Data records
[Start of Attachment]

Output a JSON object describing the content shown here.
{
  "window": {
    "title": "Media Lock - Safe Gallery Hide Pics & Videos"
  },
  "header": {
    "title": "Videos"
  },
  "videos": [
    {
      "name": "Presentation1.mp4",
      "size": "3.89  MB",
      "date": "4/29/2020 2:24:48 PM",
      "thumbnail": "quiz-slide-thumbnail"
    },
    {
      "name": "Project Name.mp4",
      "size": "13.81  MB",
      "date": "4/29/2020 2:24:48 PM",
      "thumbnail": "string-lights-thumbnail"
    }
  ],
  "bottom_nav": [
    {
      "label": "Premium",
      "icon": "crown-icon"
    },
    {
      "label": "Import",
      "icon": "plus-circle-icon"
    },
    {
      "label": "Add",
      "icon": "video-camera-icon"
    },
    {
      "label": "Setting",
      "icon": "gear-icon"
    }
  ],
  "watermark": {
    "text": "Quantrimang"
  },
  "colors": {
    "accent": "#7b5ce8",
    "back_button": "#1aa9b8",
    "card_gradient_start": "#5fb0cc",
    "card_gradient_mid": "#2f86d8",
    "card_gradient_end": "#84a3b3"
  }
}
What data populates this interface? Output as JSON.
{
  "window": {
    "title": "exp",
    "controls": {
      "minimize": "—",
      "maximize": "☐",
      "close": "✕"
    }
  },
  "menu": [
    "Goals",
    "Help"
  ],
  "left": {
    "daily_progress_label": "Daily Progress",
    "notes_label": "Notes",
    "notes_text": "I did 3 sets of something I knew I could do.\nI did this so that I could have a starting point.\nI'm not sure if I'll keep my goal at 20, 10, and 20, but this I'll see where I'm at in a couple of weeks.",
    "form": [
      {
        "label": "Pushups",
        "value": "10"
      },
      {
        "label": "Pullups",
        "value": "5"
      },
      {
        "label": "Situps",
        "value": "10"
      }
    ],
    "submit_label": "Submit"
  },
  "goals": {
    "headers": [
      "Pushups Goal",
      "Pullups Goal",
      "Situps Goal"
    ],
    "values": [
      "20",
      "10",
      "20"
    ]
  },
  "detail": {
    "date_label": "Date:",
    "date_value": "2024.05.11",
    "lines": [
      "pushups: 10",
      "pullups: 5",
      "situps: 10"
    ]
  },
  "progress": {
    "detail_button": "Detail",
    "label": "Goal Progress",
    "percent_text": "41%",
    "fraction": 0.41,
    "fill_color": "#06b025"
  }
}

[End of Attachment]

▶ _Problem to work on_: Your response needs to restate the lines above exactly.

▶ _The answer_:
Output a JSON object describing the content shown here.
{
  "window": {
    "title": "Media Lock - Safe Gallery Hide Pics & Videos"
  },
  "header": {
    "title": "Videos"
  },
  "videos": [
    {
      "name": "Presentation1.mp4",
      "size": "3.89  MB",
      "date": "4/29/2020 2:24:48 PM",
      "thumbnail": "quiz-slide-thumbnail"
    },
    {
      "name": "Project Name.mp4",
      "size": "13.81  MB",
      "date": "4/29/2020 2:24:48 PM",
      "thumbnail": "string-lights-thumbnail"
    }
  ],
  "bottom_nav": [
    {
      "label": "Premium",
      "icon": "crown-icon"
    },
    {
      "label": "Import",
      "icon": "plus-circle-icon"
    },
    {
      "label": "Add",
      "icon": "video-camera-icon"
    },
    {
      "label": "Setting",
      "icon": "gear-icon"
    }
  ],
  "watermark": {
    "text": "Quantrimang"
  },
  "colors": {
    "accent": "#7b5ce8",
    "back_button": "#1aa9b8",
    "card_gradient_start": "#5fb0cc",
    "card_gradient_mid": "#2f86d8",
    "card_gradient_end": "#84a3b3"
  }
}
What data populates this interface? Output as JSON.
{
  "window": {
    "title": "exp",
    "controls": {
      "minimize": "—",
      "maximize": "☐",
      "close": "✕"
    }
  },
  "menu": [
    "Goals",
    "Help"
  ],
  "left": {
    "daily_progress_label": "Daily Progress",
    "notes_label": "Notes",
    "notes_text": "I did 3 sets of something I knew I could do.\nI did this so that I could have a starting point.\nI'm not sure if I'll keep my goal at 20, 10, and 20, but this I'll see where I'm at in a couple of weeks.",
    "form": [
      {
        "label": "Pushups",
        "value": "10"
      },
      {
        "label": "Pullups",
        "value": "5"
      },
      {
        "label": "Situps",
        "value": "10"
      }
    ],
    "submit_label": "Submit"
  },
  "goals": {
    "headers": [
      "Pushups Goal",
      "Pullups Goal",
      "Situps Goal"
    ],
    "values": [
      "20",
      "10",
      "20"
    ]
  },
  "detail": {
    "date_label": "Date:",
    "date_value": "2024.05.11",
    "lines": [
      "pushups: 10",
      "pullups: 5",
      "situps: 10"
    ]
  },
  "progress": {
    "detail_button": "Detail",
    "label": "Goal Progress",
    "percent_text": "41%",
    "fraction": 0.41,
    "fill_color": "#06b025"
  }
}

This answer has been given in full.